Work through the entries that follow and state how many lines contain the word "облачно". Only the number is wanted.

▶ _SOURCE DATA_
▶

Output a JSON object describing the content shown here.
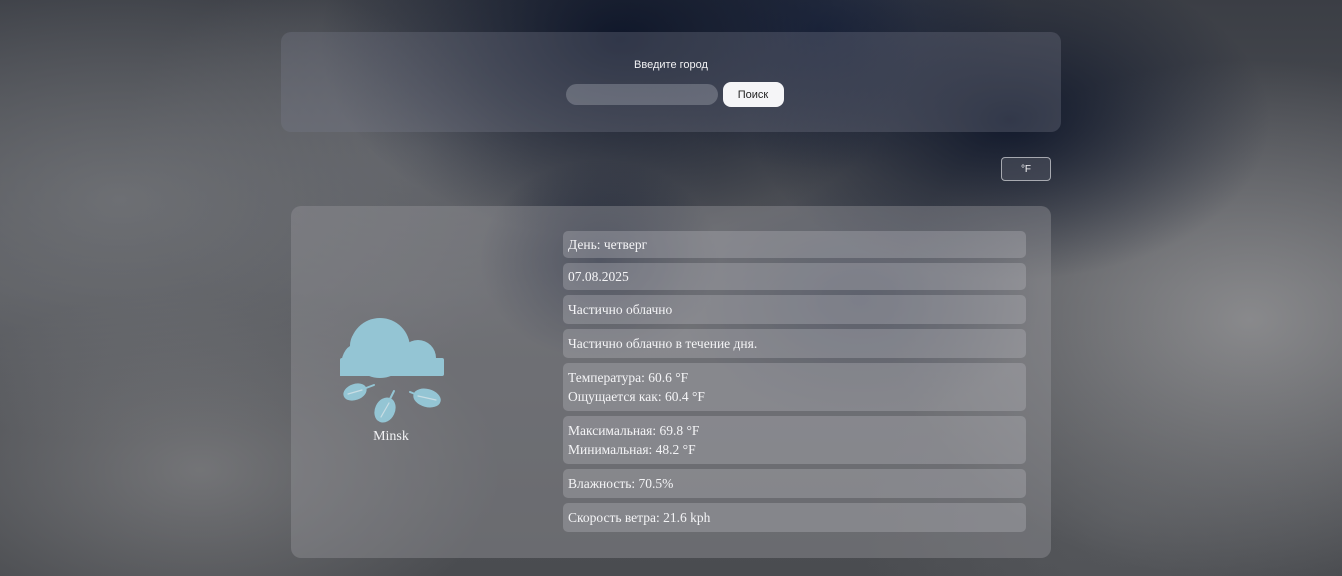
{
  "search": {
    "label": "Введите город",
    "input_value": "",
    "button_label": "Поиск"
  },
  "unit_toggle": {
    "label": "°F"
  },
  "weather": {
    "icon": "cloud-rain-icon",
    "icon_color": "#94c5d4",
    "city": "Minsk",
    "day": "День: четверг",
    "date": "07.08.2025",
    "condition": "Частично облачно",
    "description": "Частично облачно в течение дня.",
    "temperature": "Температура: 60.6 °F",
    "feels_like": "Ощущается как: 60.4 °F",
    "max_temp": "Максимальная: 69.8 °F",
    "min_temp": "Минимальная: 48.2 °F",
    "humidity": "Влажность: 70.5%",
    "wind_speed": "Скорость ветра: 21.6 kph"
  }
}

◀

▶ _RESPONSE BELOW_
2